** Opening Extracted information block **

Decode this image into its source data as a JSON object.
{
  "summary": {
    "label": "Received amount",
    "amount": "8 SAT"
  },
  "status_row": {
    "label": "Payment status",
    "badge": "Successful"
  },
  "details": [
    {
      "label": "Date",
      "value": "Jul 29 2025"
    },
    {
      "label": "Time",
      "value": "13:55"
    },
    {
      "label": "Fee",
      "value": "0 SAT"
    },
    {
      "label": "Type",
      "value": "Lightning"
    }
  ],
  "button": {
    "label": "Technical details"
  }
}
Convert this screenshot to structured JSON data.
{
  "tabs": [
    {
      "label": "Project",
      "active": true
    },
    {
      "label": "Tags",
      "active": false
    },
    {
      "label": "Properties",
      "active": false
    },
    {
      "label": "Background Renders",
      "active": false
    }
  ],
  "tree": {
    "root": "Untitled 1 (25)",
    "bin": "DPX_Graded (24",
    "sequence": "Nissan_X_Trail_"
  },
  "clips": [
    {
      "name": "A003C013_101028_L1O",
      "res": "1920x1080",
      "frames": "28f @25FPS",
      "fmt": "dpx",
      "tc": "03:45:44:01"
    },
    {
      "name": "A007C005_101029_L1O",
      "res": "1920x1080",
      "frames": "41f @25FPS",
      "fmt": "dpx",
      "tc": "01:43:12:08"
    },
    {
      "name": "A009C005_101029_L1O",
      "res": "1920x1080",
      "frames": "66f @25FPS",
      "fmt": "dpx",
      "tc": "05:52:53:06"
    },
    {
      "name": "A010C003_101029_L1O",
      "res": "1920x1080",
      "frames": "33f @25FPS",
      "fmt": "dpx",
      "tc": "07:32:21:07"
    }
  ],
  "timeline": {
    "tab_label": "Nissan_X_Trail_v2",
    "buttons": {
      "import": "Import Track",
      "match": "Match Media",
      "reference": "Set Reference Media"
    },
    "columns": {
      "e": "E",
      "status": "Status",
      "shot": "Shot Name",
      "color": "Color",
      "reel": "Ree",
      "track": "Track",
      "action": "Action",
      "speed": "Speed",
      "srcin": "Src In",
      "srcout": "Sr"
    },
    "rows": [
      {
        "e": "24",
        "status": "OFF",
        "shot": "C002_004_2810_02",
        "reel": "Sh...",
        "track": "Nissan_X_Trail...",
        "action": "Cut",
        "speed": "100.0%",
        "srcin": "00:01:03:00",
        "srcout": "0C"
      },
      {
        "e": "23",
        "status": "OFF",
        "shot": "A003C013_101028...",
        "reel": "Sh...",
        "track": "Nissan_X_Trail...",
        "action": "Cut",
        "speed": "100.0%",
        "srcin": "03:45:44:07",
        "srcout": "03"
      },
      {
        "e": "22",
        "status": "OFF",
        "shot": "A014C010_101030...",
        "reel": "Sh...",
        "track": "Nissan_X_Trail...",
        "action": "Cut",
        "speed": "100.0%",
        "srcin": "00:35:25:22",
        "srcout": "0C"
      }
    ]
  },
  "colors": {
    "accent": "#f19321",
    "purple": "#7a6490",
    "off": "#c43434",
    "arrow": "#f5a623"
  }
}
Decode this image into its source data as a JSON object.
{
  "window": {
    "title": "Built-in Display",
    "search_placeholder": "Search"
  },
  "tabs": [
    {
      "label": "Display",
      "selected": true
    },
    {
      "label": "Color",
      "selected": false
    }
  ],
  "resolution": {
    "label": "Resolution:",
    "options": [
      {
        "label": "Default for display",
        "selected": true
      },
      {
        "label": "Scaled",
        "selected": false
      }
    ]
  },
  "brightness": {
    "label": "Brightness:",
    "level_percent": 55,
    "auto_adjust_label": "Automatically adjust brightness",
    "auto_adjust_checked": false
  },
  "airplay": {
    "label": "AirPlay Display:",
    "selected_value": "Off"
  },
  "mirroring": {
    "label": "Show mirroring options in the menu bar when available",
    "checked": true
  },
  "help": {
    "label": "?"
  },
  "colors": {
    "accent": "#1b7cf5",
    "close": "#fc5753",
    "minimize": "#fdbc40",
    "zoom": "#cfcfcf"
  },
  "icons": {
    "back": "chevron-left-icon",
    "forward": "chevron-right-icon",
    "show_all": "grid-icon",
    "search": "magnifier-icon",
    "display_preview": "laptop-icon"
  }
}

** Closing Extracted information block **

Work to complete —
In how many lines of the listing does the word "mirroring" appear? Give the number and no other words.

Task response —
2